= Task statement =
Go through the data below and copy each line that includes "replies".

+++ Extracted material +++

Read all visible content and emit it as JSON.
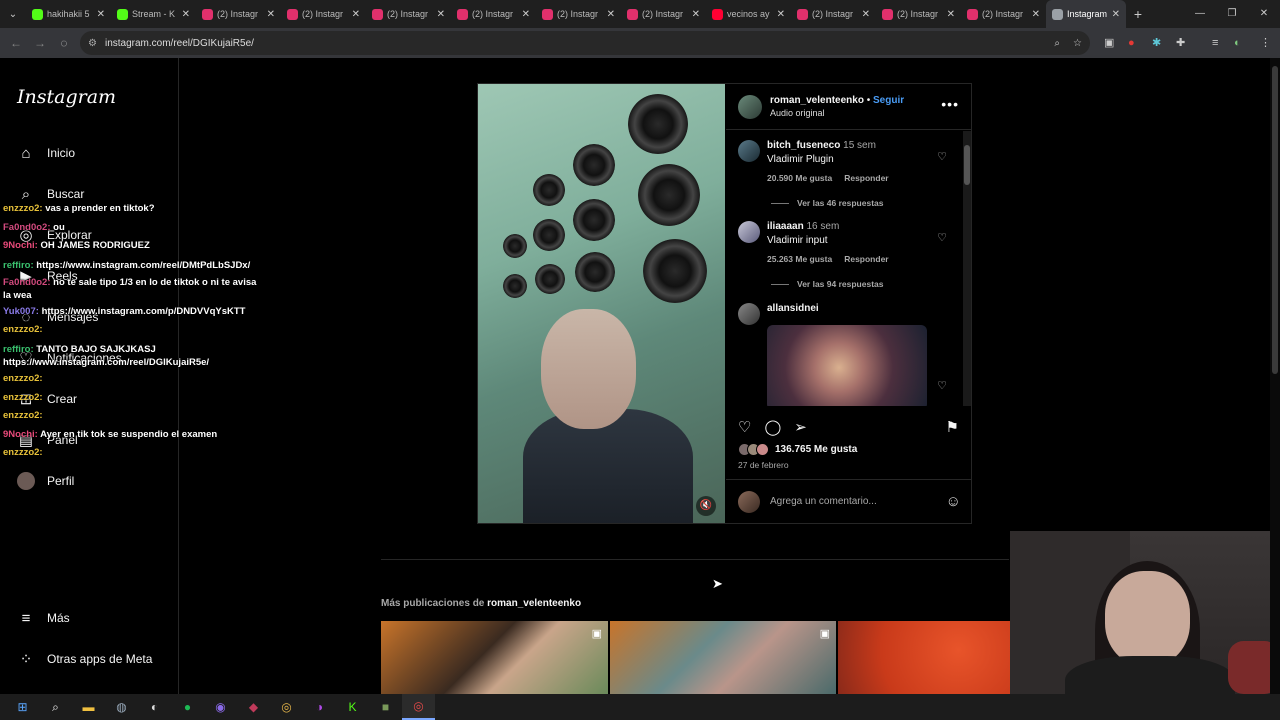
{
  "browser": {
    "tabs": [
      {
        "title": "hakihakii 5",
        "color": "#53fc18"
      },
      {
        "title": "Stream - K",
        "color": "#53fc18"
      },
      {
        "title": "(2) Instagr",
        "color": "#e1306c"
      },
      {
        "title": "(2) Instagr",
        "color": "#e1306c"
      },
      {
        "title": "(2) Instagr",
        "color": "#e1306c"
      },
      {
        "title": "(2) Instagr",
        "color": "#e1306c"
      },
      {
        "title": "(2) Instagr",
        "color": "#e1306c"
      },
      {
        "title": "(2) Instagr",
        "color": "#e1306c"
      },
      {
        "title": "vecinos ay",
        "color": "#ff0033"
      },
      {
        "title": "(2) Instagr",
        "color": "#e1306c"
      },
      {
        "title": "(2) Instagr",
        "color": "#e1306c"
      },
      {
        "title": "(2) Instagr",
        "color": "#e1306c"
      },
      {
        "title": "Instagram",
        "color": "#9aa0a6"
      }
    ],
    "url": "instagram.com/reel/DGIKujaiR5e/"
  },
  "sidebar": {
    "logo": "Instagram",
    "items": [
      {
        "label": "Inicio",
        "icon": "home-icon"
      },
      {
        "label": "Buscar",
        "icon": "search-icon"
      },
      {
        "label": "Explorar",
        "icon": "compass-icon"
      },
      {
        "label": "Reels",
        "icon": "reels-icon"
      },
      {
        "label": "Mensajes",
        "icon": "messenger-icon"
      },
      {
        "label": "Notificaciones",
        "icon": "heart-icon"
      },
      {
        "label": "Crear",
        "icon": "plus-square-icon"
      },
      {
        "label": "Panel",
        "icon": "dashboard-icon"
      },
      {
        "label": "Perfil",
        "icon": "avatar"
      }
    ],
    "more": "Más",
    "meta": "Otras apps de Meta"
  },
  "chat": [
    {
      "user": "enzzzo2:",
      "msg": "vas a prender en tiktok?",
      "cls": "u1"
    },
    {
      "user": "Fa0nd0o2:",
      "msg": "ou",
      "cls": "u2"
    },
    {
      "user": "9Nochi:",
      "msg": "OH JAMES RODRIGUEZ",
      "cls": "u3"
    },
    {
      "user": "reffiro:",
      "msg": "https://www.instagram.com/reel/DMtPdLbSJDx/",
      "cls": "u4"
    },
    {
      "user": "Fa0nd0o2:",
      "msg": "no te sale tipo 1/3 en lo de tiktok o ni te avisa la wea",
      "cls": "u2"
    },
    {
      "user": "Yuk007:",
      "msg": "https://www.instagram.com/p/DNDVVqYsKTT",
      "cls": "u5"
    },
    {
      "user": "enzzzo2:",
      "msg": "",
      "cls": "u1"
    },
    {
      "user": "reffiro:",
      "msg": "TANTO BAJO SAJKJKASJ https://www.instagram.com/reel/DGIKujaiR5e/",
      "cls": "u4"
    },
    {
      "user": "enzzzo2:",
      "msg": "",
      "cls": "u1"
    },
    {
      "user": "enzzzo2:",
      "msg": "",
      "cls": "u1"
    },
    {
      "user": "enzzzo2:",
      "msg": "",
      "cls": "u1"
    },
    {
      "user": "9Nochi:",
      "msg": "Ayer en tik tok se suspendio el examen",
      "cls": "u3"
    },
    {
      "user": "enzzzo2:",
      "msg": "",
      "cls": "u1"
    }
  ],
  "post": {
    "author": "roman_velenteenko",
    "follow": "Seguir",
    "audio": "Audio original",
    "comments": [
      {
        "user": "bitch_fuseneco",
        "time": "15 sem",
        "text": "Vladimir Plugin",
        "likes": "20.590 Me gusta",
        "reply": "Responder",
        "replies": "Ver las 46 respuestas"
      },
      {
        "user": "iliaaaan",
        "time": "16 sem",
        "text": "Vladimir input",
        "likes": "25.263 Me gusta",
        "reply": "Responder",
        "replies": "Ver las 94 respuestas"
      },
      {
        "user": "allansidnei",
        "time": "",
        "text": "",
        "likes": "",
        "reply": "",
        "replies": ""
      }
    ],
    "like_count": "136.765 Me gusta",
    "date": "27 de febrero",
    "add_comment": "Agrega un comentario..."
  },
  "more_posts": {
    "prefix": "Más publicaciones de",
    "user": "roman_velenteenko"
  },
  "colors": {
    "accent": "#4a9cf5",
    "bg": "#000000",
    "muted": "#a8a8a8"
  }
}
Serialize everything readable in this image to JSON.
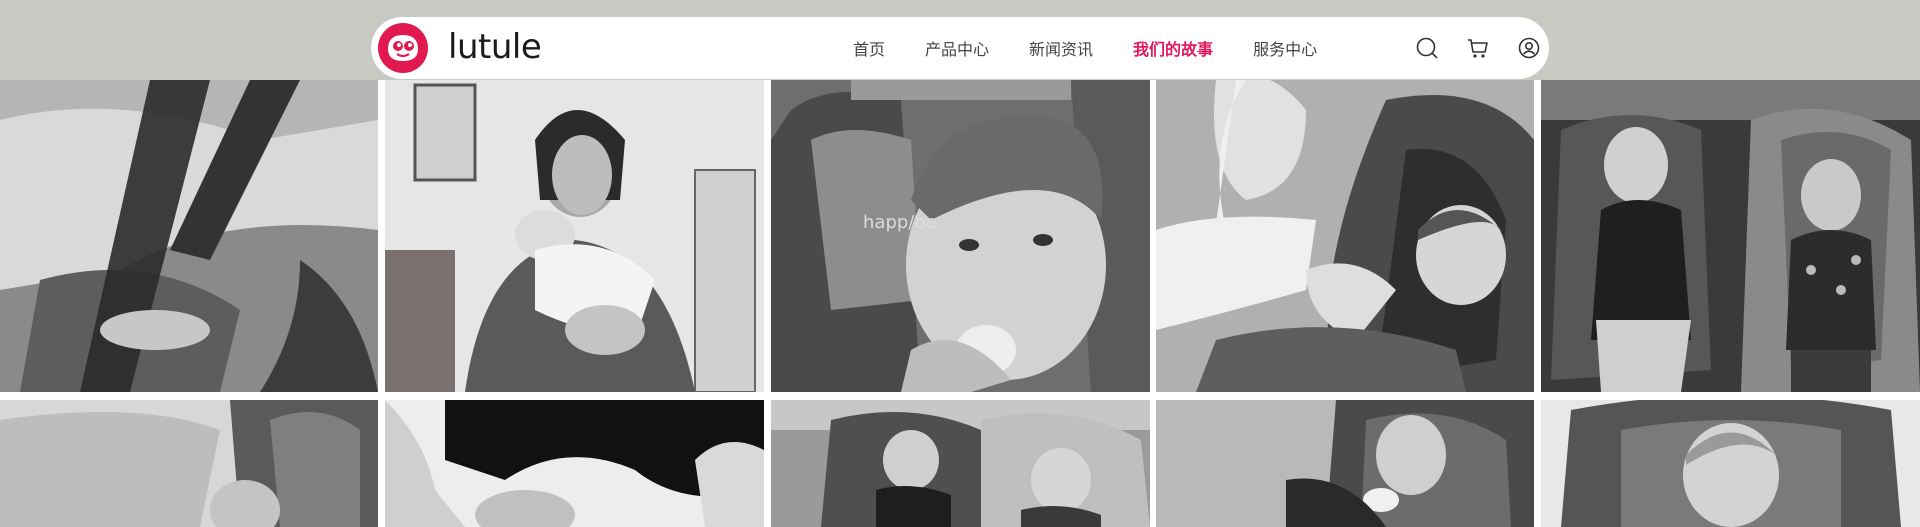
{
  "brand": {
    "name": "lutule",
    "accent_color": "#e0194f",
    "logo_icon": "brand-face-logo-icon"
  },
  "nav": {
    "items": [
      {
        "label": "首页",
        "active": false
      },
      {
        "label": "产品中心",
        "active": false
      },
      {
        "label": "新闻资讯",
        "active": false
      },
      {
        "label": "我们的故事",
        "active": true
      },
      {
        "label": "服务中心",
        "active": false
      }
    ],
    "active_color": "#e0195f",
    "icons": [
      "search-icon",
      "cart-icon",
      "user-icon"
    ]
  },
  "gallery": {
    "style": "grayscale",
    "photos": [
      {
        "subject": "child-seat-harness-closeup"
      },
      {
        "subject": "mother-holding-newborn"
      },
      {
        "subject": "toddler-in-car-seat-happybe",
        "seat_label": "happ/be"
      },
      {
        "subject": "mother-kissing-baby-foot"
      },
      {
        "subject": "two-boys-in-car-seats"
      },
      {
        "subject": "baby-in-car-seat-by-window"
      },
      {
        "subject": "holding-hands-outdoors"
      },
      {
        "subject": "boys-in-convertible"
      },
      {
        "subject": "baby-with-pacifier-in-seat"
      },
      {
        "subject": "smiling-boy-in-seat"
      }
    ]
  }
}
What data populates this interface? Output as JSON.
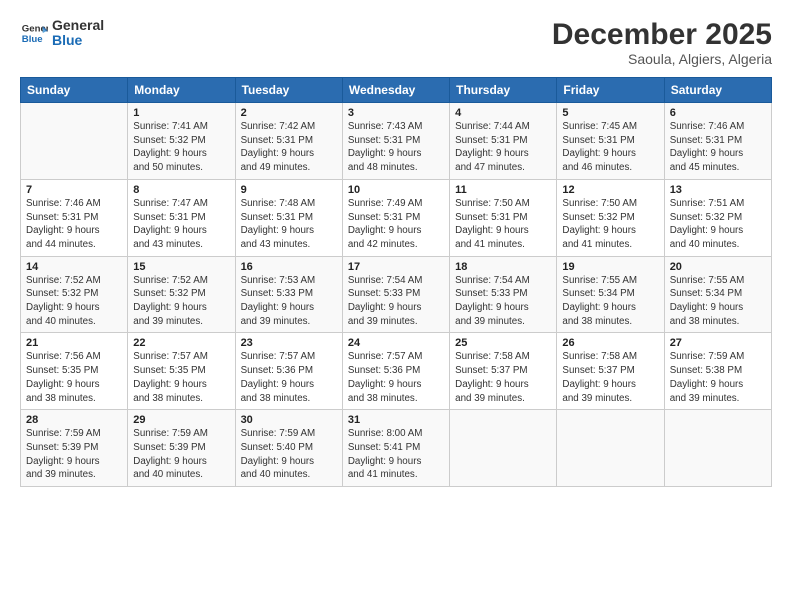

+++

= Exercise response =
        "replies": "Ver las 46 respuestas"
        "replies": "Ver las 94 respuestas"
        "replies": ""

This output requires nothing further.